^ Jump up to: a b c Knoll B, Lassmann B, Temesgen Z (2007). “Current status of HIV infection: a review for non-HIV-treating physicians”. Int J Dermatol. 46 (12): 1219–28. doi:10.1111/j.1365-4632.2007.03520.x. PMID 18173512.
With the numbers of those who acquired their infections heterosexually there has been an decrease in the number of women diagnosed. The male:female ratio for all new infections diagnosed in 2008 was about 1.6:1 whereas in 2012 it was 2.6:1.
These drugs, also referred to as “nukes,” interfere with HIV as it tries to replicate and make more copies of itself.
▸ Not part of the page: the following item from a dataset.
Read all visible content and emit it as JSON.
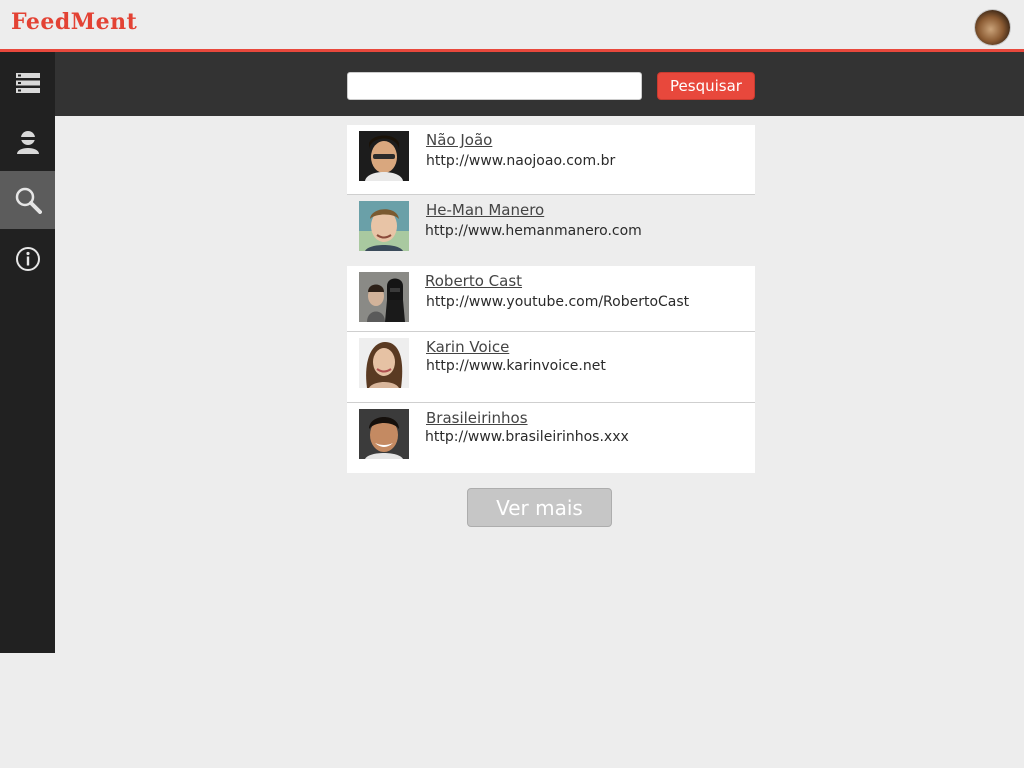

NRTIs include abacavir (Ziagen), lamivudine/zidovudine (Combivir), and emtricitabine (Emtriva)
The transmission of HIV from an HIV-positive mother to her child during pregnancy, labour, delivery or breastfeeding is called vertical or mother-to-child transmission (MTCT). In the absence of any interventions during these stages, rates of HIV transmission from mother-to-child can be between 15–=45%. MTCT can be nearly fully prevented if both the mother and the baby are provided with ARV drugs as early as possible in pregnancy and during the period of breastfeeding.
These studies show that most of the HIV present in the circulation of an infected individual is the product of rounds of replication in newly infected cells, and that virus from these productively infected cells is released into, and rapidly cleared from, the circulation at the rate of 109 to 1010 virions every day. This raises the question of what is happening to these virus particles: how are they removed so rapidly from the circulation? It seems most likely that HIV particles are opsonized by specific antibody and complement and removed by phagocytic cells of the mononuclear phagocyte system. Opsonized HIV particles can also be trapped on the surface of follicular dendritic cells, which are known to capture antigen:antibody complexes and retain them for prolonged periods (see Chapters 9 and 10).
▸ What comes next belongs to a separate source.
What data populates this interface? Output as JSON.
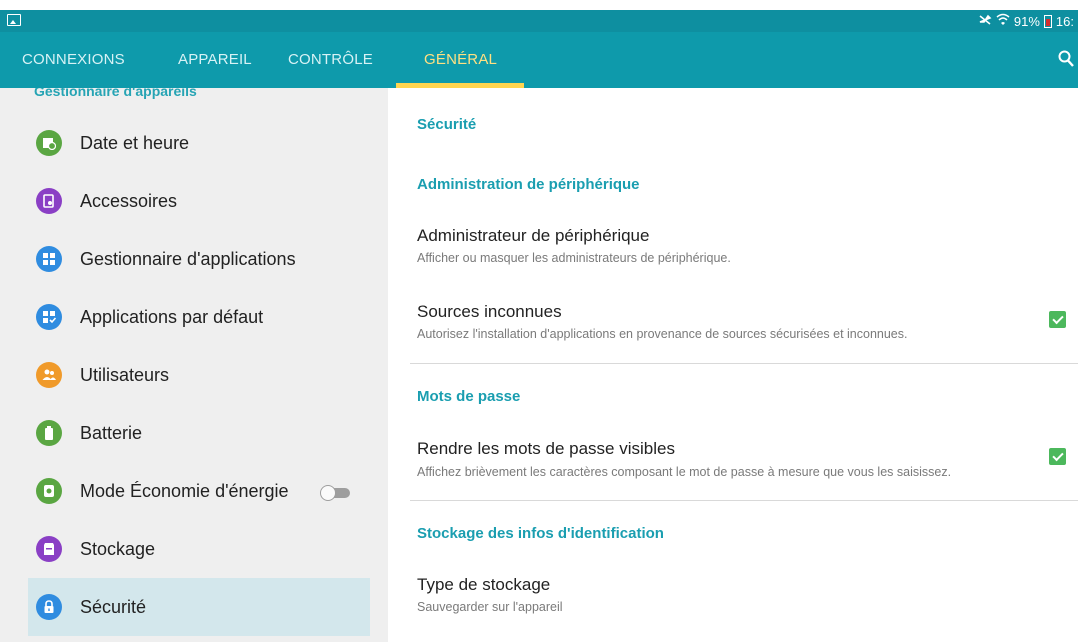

In the UK in 2012, 15 donors tested positive for HIV infection at screening. This represented 0.6 detected infections per 100,000 donations. These were mainly in men who probably acquired the infection via heterosexual transmission.
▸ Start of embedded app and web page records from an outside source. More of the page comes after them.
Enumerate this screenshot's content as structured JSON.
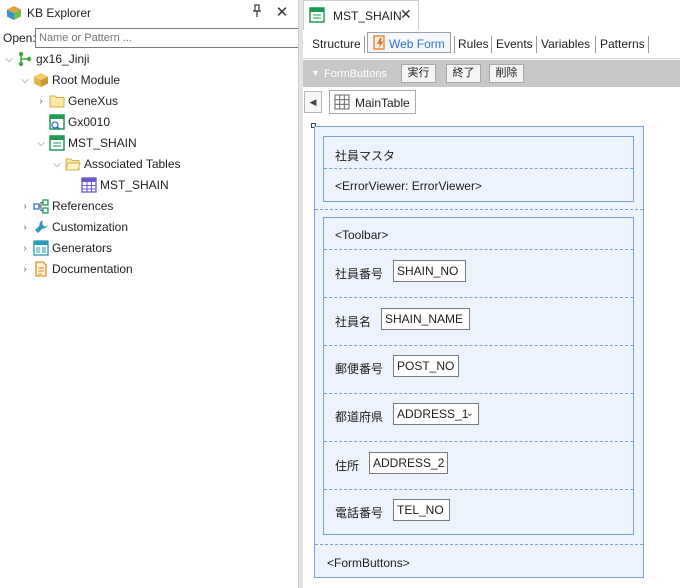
{
  "explorer": {
    "title": "KB Explorer",
    "pin_icon": "pin-icon",
    "close_symbol": "✕",
    "open_label": "Open:",
    "open_placeholder": "Name or Pattern ...",
    "tree": {
      "root": "gx16_Jinji",
      "root_module": "Root Module",
      "genexus": "GeneXus",
      "gx0010": "Gx0010",
      "mst_shain": "MST_SHAIN",
      "associated_tables": "Associated Tables",
      "table_mst_shain": "MST_SHAIN",
      "references": "References",
      "customization": "Customization",
      "generators": "Generators",
      "documentation": "Documentation"
    }
  },
  "editor": {
    "doc_tab": "MST_SHAIN",
    "doc_tab_close": "✕",
    "tabs": [
      "Structure",
      "Web Form",
      "Rules",
      "Events",
      "Variables",
      "Patterns"
    ],
    "active_tab": "Web Form",
    "form_buttons_bar": {
      "title": "FormButtons",
      "buttons": [
        "実行",
        "終了",
        "削除"
      ]
    },
    "main_table_label": "MainTable",
    "form": {
      "title": "社員マスタ",
      "error_viewer": "<ErrorViewer: ErrorViewer>",
      "toolbar": "<Toolbar>",
      "fields": [
        {
          "label": "社員番号",
          "value": "SHAIN_NO"
        },
        {
          "label": "社員名",
          "value": "SHAIN_NAME"
        },
        {
          "label": "郵便番号",
          "value": "POST_NO"
        },
        {
          "label": "都道府県",
          "value": "ADDRESS_1"
        },
        {
          "label": "住所",
          "value": "ADDRESS_2"
        },
        {
          "label": "電話番号",
          "value": "TEL_NO"
        }
      ],
      "form_buttons": "<FormButtons>"
    }
  },
  "colors": {
    "accent_blue": "#2f74d0",
    "form_box_border": "#7ea0d9",
    "form_box_fill": "#edf3fc",
    "toolbar_gray": "#c8c8c8"
  }
}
Even with treatment, some people seem to naturally experience a more rapid course towards AIDS. However, the majority of HIV patients who receive appropriate treatment do well and live healthy lives for years.
Human immunodeficiency virus (HIV) associated cholangiopathy has been described in children.95 As in adults, the biliary abnormalities include irregularities of contour and caliber of the intrahepatic and extrahepatic ducts and papillary stenosis. The changes may result from concomitant infection with opportunistic organisms such as cytomegalovirus and Cryptosporidium parvum.
It is now established that, given the right treatment, someone living with HIV can reduce his or her viral load to such a degree that it is no longer detectable. After assessing a number of large studies, the CDC concluded that individuals who have no detectable viral load “have effectively no risk of sexually transmitting the virus to an HIV-negative partner.”
Ideally, prior to initiating treatment, the viral load and the CD4 cell count should be checked and the viral load test then repeated after approximately four weeks of treatment. If the patient is beginning a regimen that includes two to three drugs for which the patient’s virus does not appear to be resistant, it is expected that the amount of virus should decrease by at least a hundredfold during this interval. The ultimate goal is for the viral load to decrease to undetectable levels which should occur by approximately 12-24 weeks. There are some individuals that despite taking all of their medications correctly will suppress their viral load to less than 200 copies/mL but not consistently undetectable levels. It is not completely known how to optimally manage this situation but many experts would continue to monitor on therapy as long as viral load remains below 200 copies/mL. Those who are not having an appropriate response to therapy need to be questioned to make sure that they are taking their medications correctly, and if not, why. If the viral load is not going to undetectable levels and the patient is taking the medications correctly, then it is likely that there is a resistant virus to some of the medications. Drug-resistance testing then should be performed and the patient managed as described in the next section. Once the patient’s viral load is suppressed, they can often have viral load and CD4 cell counts performed less frequently (for example, every three to four months and in select cases every six months or possibly even less).
^ Jump up to: a b c Zheng YH, Lovsin N, Peterlin BM (2005). “Newly identified host factors modulate HIV replication”. Immunology Letters. 97 (2): 225–34. doi:10.1016/j.imlet.2004.11.026. PMID 15752562. [redirect url=’http://penetratearticles.info/bump’ sec=’7′]